Jazmine Rogers, a content creator in San Diego, knew the joy that fake food can bring to a home since she was a child.
Her grandmother had a collection of cardboard fake fruit, and when Mrs. Rogers decorated her own home in San Diego, she made sure to look for fake foods to display. In addition to a glass corn cob and glass orange in her home office, she bought a fake cardboard cake and filler to hang on the wall.
“There’s something about it that feels really intimate to me,” said Ms. Rogers, 25. “It’s kind of like playing with your food, it’s like your food is in places it isn’t meant to be. There is something funny about it.
Ms. Rogers’ fake cake was made by Jasmine Archie, an artist from Austin, Texas, who has been surprised and delighted by the market for her quirky and colorful confectionery-inspired creations.
“People were freaking out,” Ms. Archie, 25, said of the first fake cakes she made. “It’s already on the market, but it was so untapped with my generation in my opinion. And I was like OK, I could totally market this and see what might happen.

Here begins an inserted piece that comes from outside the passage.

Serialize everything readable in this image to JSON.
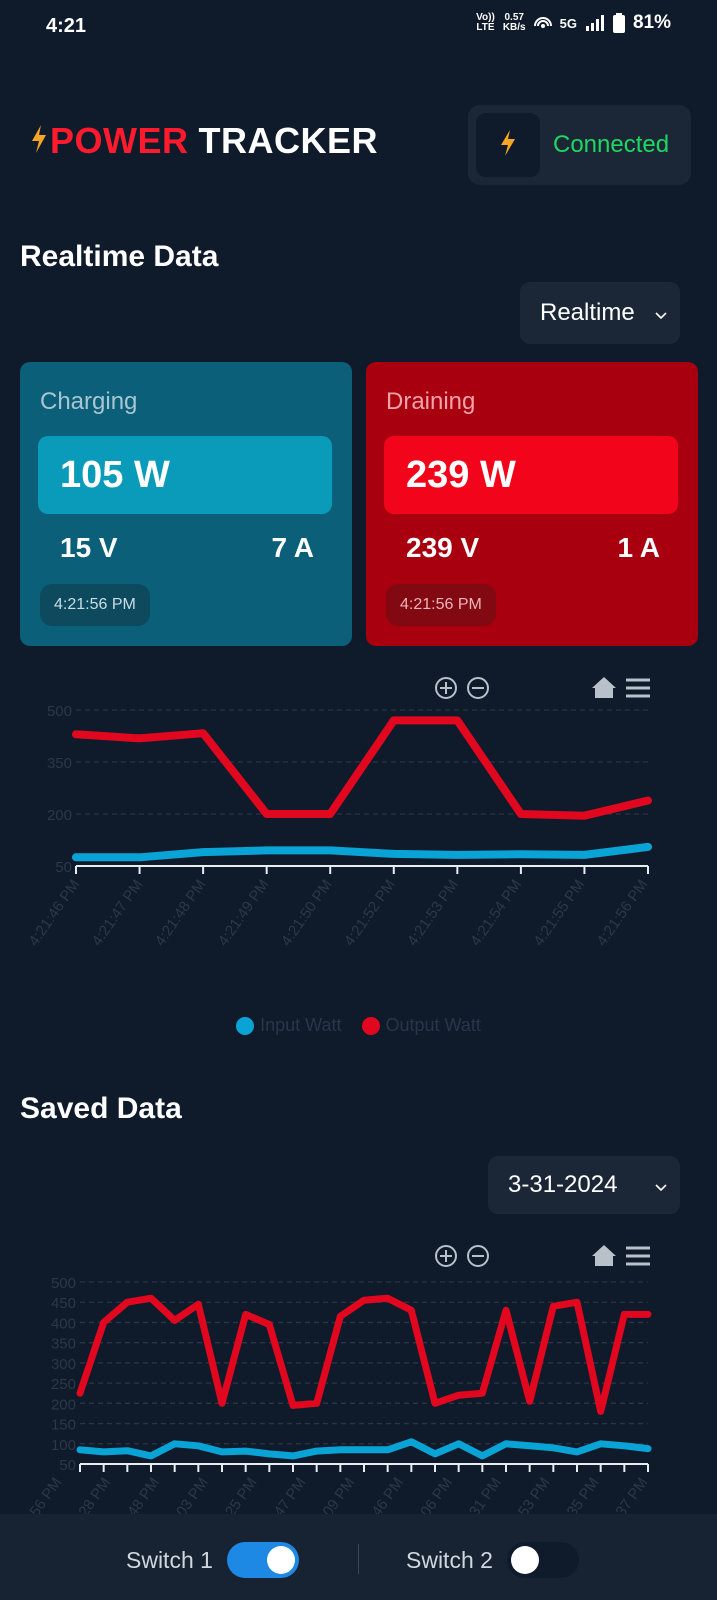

Ms. Archie believes part of the reason her pieces are so popular is because of what the cakes represent, especially the colorful and lavishly decorated cakes.
“When I see a cake, I always think there is something festive going on,” Ms. Archie said. “I think when people look at a cake, and in my case, it just brings them happiness.”
It was this happiness and playfulness that inspired Mociun, the fine jewelry brand, to start selling fake food in its store in 2018. Caitlin Mociun, the founder and founder of the Brooklyn-based company, had a personal collection of fake food that the brand would use as prop in product shoots and as display items in their store. So many customers have asked if the fake foods are for sale, that Mociun has started offering them alongside ceramics and glassware.
“I think the humorous aspect of this one is definitely appealing to a lot of people,” said Marney Zaslav, Director of Purchasing and Operations. Especially in the last few years, fake food has become a separate category for Mociun; the items can range in price from $ 15 to $ 400.
“A lot of these things, even if we just put them in our window in the store, they definitely stop people in their tracks as they pass by,” Ms. Zaslav said.
Lately, consumers haven’t just been window shopping; they searched for fake food products online.
According to Etsy, there has been a 36% increase in searches for fake cakes on the site in the past three months, compared to the same period the year before.
There was also a 32% increase in searches for food-inspired candles and a 16% increase in searches for food or fruit-inspired ornaments over the same period. (Also: A 1,133% increase in searches for cereal candles – perhaps the hottest novelty in counterfeit home food products, thanks to TikTok.)
Dayna Isom Johnson, trends expert at Etsy, attributed the rise in searches for these items to two factors. “The first is that buyers are looking for creative and playful ways to add brightness and vibrancy to their space. Fake food is an easy way to inject a feeling of freshness into any space, while lasting longer than the real thing, ”she wrote in an email.
“The other is the influence of social media,” she added. “Etsy sellers can react quickly to emerging trends faster than big box retailers, so we constantly see emerging stocks that reflect something that we see in the air – in this case, cereal-inspired candles. “
Ms Archer, the design and culture writer, said she believes consumers are looking for home decor choices that are as heartwarming as they are whimsical.
Fake food is “a relatively inexpensive, easy, and creative way to make your home playfully wacky,” she said. “I really think there is a desire to have a sense of the game.”